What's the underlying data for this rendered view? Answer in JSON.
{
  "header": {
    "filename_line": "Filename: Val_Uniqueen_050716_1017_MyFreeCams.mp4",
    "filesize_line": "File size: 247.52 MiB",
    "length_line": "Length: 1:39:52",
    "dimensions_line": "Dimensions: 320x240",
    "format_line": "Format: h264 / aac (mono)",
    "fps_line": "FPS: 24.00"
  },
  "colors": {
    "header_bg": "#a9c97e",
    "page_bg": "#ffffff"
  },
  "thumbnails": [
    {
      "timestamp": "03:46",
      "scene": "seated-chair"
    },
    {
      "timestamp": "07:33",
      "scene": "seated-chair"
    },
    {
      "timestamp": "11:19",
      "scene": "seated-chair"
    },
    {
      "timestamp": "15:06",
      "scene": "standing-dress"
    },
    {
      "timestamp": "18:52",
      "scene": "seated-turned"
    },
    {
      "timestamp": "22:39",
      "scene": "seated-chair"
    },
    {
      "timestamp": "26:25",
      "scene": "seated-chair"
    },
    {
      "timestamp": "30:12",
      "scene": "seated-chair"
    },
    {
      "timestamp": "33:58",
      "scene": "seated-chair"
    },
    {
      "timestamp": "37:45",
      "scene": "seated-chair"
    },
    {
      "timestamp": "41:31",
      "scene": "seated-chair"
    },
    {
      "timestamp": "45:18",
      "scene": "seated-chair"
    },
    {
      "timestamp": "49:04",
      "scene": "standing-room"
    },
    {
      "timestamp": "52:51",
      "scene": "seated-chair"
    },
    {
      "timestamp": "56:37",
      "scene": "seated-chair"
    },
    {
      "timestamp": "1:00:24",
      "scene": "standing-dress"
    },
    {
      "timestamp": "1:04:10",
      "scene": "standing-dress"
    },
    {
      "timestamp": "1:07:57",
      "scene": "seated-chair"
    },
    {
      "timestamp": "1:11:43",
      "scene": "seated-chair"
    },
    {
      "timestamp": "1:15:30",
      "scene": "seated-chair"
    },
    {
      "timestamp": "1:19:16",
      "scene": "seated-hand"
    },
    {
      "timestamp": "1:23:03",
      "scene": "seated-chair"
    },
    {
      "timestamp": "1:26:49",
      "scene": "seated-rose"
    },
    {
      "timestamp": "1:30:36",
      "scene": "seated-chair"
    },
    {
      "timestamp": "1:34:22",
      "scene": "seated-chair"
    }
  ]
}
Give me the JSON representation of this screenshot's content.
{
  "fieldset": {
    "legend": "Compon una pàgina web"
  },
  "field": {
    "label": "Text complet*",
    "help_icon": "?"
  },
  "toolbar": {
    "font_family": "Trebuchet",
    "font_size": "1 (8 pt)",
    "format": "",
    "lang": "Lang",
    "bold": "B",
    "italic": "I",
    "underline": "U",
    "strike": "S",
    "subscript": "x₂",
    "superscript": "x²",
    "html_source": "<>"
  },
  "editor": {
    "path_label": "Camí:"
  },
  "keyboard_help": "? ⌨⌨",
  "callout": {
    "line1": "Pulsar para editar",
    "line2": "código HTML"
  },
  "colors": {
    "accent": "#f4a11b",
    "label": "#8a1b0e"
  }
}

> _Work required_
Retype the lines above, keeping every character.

> _Task output_
What's the underlying data for this rendered view? Answer in JSON.
{
  "header": {
    "filename_line": "Filename: Val_Uniqueen_050716_1017_MyFreeCams.mp4",
    "filesize_line": "File size: 247.52 MiB",
    "length_line": "Length: 1:39:52",
    "dimensions_line": "Dimensions: 320x240",
    "format_line": "Format: h264 / aac (mono)",
    "fps_line": "FPS: 24.00"
  },
  "colors": {
    "header_bg": "#a9c97e",
    "page_bg": "#ffffff"
  },
  "thumbnails": [
    {
      "timestamp": "03:46",
      "scene": "seated-chair"
    },
    {
      "timestamp": "07:33",
      "scene": "seated-chair"
    },
    {
      "timestamp": "11:19",
      "scene": "seated-chair"
    },
    {
      "timestamp": "15:06",
      "scene": "standing-dress"
    },
    {
      "timestamp": "18:52",
      "scene": "seated-turned"
    },
    {
      "timestamp": "22:39",
      "scene": "seated-chair"
    },
    {
      "timestamp": "26:25",
      "scene": "seated-chair"
    },
    {
      "timestamp": "30:12",
      "scene": "seated-chair"
    },
    {
      "timestamp": "33:58",
      "scene": "seated-chair"
    },
    {
      "timestamp": "37:45",
      "scene": "seated-chair"
    },
    {
      "timestamp": "41:31",
      "scene": "seated-chair"
    },
    {
      "timestamp": "45:18",
      "scene": "seated-chair"
    },
    {
      "timestamp": "49:04",
      "scene": "standing-room"
    },
    {
      "timestamp": "52:51",
      "scene": "seated-chair"
    },
    {
      "timestamp": "56:37",
      "scene": "seated-chair"
    },
    {
      "timestamp": "1:00:24",
      "scene": "standing-dress"
    },
    {
      "timestamp": "1:04:10",
      "scene": "standing-dress"
    },
    {
      "timestamp": "1:07:57",
      "scene": "seated-chair"
    },
    {
      "timestamp": "1:11:43",
      "scene": "seated-chair"
    },
    {
      "timestamp": "1:15:30",
      "scene": "seated-chair"
    },
    {
      "timestamp": "1:19:16",
      "scene": "seated-hand"
    },
    {
      "timestamp": "1:23:03",
      "scene": "seated-chair"
    },
    {
      "timestamp": "1:26:49",
      "scene": "seated-rose"
    },
    {
      "timestamp": "1:30:36",
      "scene": "seated-chair"
    },
    {
      "timestamp": "1:34:22",
      "scene": "seated-chair"
    }
  ]
}
Give me the JSON representation of this screenshot's content.
{
  "fieldset": {
    "legend": "Compon una pàgina web"
  },
  "field": {
    "label": "Text complet*",
    "help_icon": "?"
  },
  "toolbar": {
    "font_family": "Trebuchet",
    "font_size": "1 (8 pt)",
    "format": "",
    "lang": "Lang",
    "bold": "B",
    "italic": "I",
    "underline": "U",
    "strike": "S",
    "subscript": "x₂",
    "superscript": "x²",
    "html_source": "<>"
  },
  "editor": {
    "path_label": "Camí:"
  },
  "keyboard_help": "? ⌨⌨",
  "callout": {
    "line1": "Pulsar para editar",
    "line2": "código HTML"
  },
  "colors": {
    "accent": "#f4a11b",
    "label": "#8a1b0e"
  }
}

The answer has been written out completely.